It emphasizes the impacts that this change in climate had on societies including famine, war, exploration, political upheaval, and technological innovations.
This video provides connections between interdisciplinary topics while emphasizing that all of these history-shaping events had direct ties to the climate.
It presents a clear picture of people shaping their environment while their environment is shaping them.
Providing students with information on the transition from Ming to Qing dynasties in China, the low-lying geography of the Netherlands, or the North American settlements of the Vikings would help to deepen understandings.

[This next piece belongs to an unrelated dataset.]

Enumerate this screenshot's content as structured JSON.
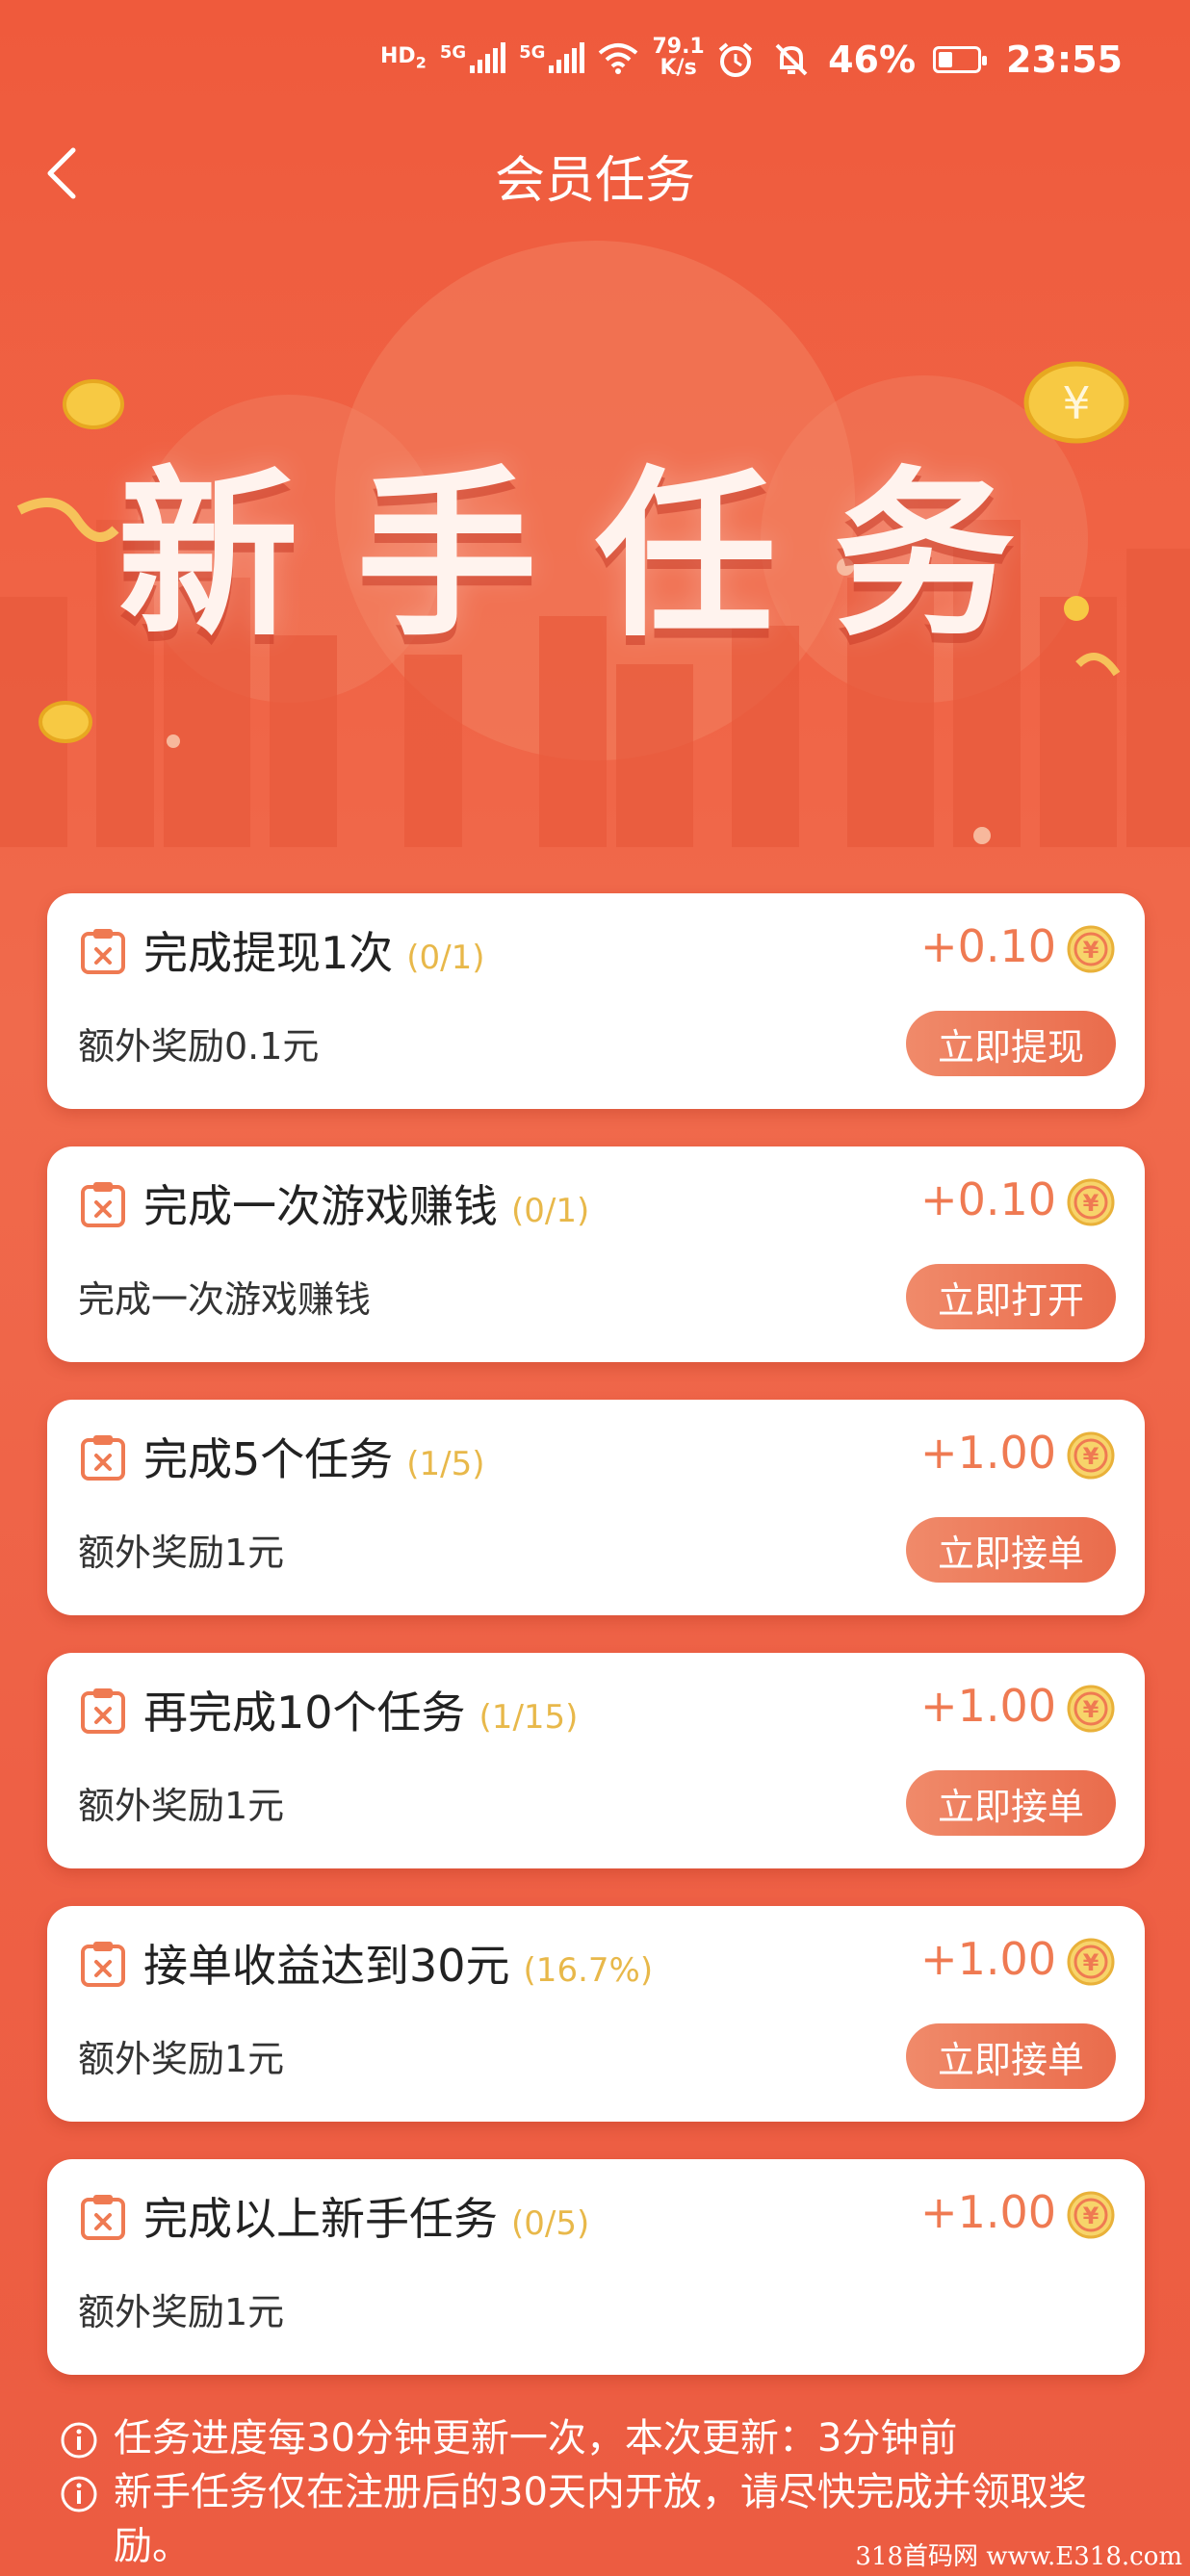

Recent research into the causes of The Little Ice Age have given scientists more insight. Have your students dig into this topic and draw parallels to what our climate data is showing today.
Climate change preceding political upheaval happens in current times. Invite students to look at the climatic conditions in Syria and the surrounding region prior to the 2011 uprising that sparked a civil war.
Success or failure of those who lived during this era often came down to innovation. Ask students to utilize data related to climate policy, investigate sustainable industrial products, or examine new approaches that may provide a pathway forward to enacting climate solutions.
The Little Ice Age is a well documented climate shift starting in the 13th century and lasting for about 500 years. The impacts of this shift are well documented in the peer reviewed literature, as are the lines of evidence of its existence. This resource is recommended for teaching.
English Language Arts
Speaking & Listening (K-12)
11-12.SL.3 Evaluate a speaker's point of view, perspective, reasoning, and use of evidence and rhetoric, assessing the stance, premises, links among ideas, word choice, points of emphasis, and tone used.
LS2: Ecosystems: Interactions, Energy, and Dynamics
7.LS2.4 Construct an argument supported by empirical evidence that changes to physical or biological components of an ecosystem affect populations.
HS.LS2.6 Evaluate claims, evidence, and reasoning that the complex interactions in ecosystems maintain relatively consistent numbers and types of organisms in stable conditions, but changing conditions may result in a new ecosystem.
LS4: Biological Evolution: Unity and Diversity
HS.LS4.5 Evaluate the evidence supporting claims that changes in environmental conditions may result in (1) increases in the number of individuals of some species, (2) the emergence of new species over time, and (3) the extinction of other species.